Look through the listing below for the word "marketing" and copy every line where it occurs.
• • • •
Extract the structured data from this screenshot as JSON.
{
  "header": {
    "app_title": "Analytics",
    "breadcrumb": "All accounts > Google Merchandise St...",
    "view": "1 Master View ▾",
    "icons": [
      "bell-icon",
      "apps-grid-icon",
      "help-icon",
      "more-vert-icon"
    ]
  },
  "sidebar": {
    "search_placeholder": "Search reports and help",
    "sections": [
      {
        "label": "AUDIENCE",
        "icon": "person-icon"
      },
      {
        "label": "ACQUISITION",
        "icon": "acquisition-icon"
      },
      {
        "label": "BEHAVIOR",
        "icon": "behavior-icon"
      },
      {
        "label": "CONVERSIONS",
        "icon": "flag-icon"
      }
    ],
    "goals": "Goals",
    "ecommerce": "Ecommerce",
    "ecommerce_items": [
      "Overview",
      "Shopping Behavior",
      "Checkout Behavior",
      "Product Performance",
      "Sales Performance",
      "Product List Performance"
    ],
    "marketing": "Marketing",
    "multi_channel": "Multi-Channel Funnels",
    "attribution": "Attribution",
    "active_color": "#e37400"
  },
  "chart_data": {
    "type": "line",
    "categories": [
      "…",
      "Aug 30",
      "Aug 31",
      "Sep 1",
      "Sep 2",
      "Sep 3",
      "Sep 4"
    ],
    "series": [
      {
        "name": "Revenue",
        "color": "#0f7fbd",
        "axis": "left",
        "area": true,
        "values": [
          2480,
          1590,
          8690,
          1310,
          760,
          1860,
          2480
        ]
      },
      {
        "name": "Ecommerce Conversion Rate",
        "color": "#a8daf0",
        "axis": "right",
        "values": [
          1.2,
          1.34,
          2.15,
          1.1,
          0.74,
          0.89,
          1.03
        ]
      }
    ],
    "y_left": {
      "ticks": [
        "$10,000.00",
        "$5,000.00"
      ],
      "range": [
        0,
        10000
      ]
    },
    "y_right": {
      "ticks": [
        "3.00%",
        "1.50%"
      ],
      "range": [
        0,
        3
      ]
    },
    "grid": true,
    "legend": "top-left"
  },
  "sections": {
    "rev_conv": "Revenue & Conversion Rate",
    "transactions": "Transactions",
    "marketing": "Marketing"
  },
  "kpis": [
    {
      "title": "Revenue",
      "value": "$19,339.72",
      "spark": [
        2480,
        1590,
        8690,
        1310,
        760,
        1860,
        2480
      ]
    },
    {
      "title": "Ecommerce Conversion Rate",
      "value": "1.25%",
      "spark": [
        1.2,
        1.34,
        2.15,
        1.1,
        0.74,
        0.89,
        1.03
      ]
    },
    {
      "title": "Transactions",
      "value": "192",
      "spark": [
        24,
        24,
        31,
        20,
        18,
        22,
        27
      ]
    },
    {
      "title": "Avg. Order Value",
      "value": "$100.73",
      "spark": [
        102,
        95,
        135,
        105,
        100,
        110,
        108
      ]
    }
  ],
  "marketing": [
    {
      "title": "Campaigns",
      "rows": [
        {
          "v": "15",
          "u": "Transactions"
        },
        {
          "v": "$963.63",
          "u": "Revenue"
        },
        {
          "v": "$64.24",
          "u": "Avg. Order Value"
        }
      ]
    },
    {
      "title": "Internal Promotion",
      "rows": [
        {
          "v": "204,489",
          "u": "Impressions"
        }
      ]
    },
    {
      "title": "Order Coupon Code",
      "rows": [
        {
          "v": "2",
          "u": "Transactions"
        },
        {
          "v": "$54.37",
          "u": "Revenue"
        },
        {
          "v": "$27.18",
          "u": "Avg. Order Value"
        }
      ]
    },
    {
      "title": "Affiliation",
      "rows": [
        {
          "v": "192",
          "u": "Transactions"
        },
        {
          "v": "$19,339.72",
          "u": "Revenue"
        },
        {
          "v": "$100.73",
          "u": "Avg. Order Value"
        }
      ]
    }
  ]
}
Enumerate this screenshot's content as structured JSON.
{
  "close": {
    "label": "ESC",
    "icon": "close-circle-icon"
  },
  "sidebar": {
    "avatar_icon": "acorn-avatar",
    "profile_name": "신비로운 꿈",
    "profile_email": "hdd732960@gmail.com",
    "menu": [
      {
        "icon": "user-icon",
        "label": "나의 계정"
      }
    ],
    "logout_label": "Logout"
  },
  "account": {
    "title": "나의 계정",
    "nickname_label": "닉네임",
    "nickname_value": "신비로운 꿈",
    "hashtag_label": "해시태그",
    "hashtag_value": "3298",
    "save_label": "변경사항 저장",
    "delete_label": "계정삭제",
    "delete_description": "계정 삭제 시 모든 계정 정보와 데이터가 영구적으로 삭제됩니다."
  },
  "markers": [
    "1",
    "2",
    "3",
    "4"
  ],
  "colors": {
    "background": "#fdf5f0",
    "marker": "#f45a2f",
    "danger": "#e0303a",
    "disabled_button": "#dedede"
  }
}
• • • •
Final answer:
    "marketing": "Marketing",
    "marketing": "Marketing"
  "marketing": [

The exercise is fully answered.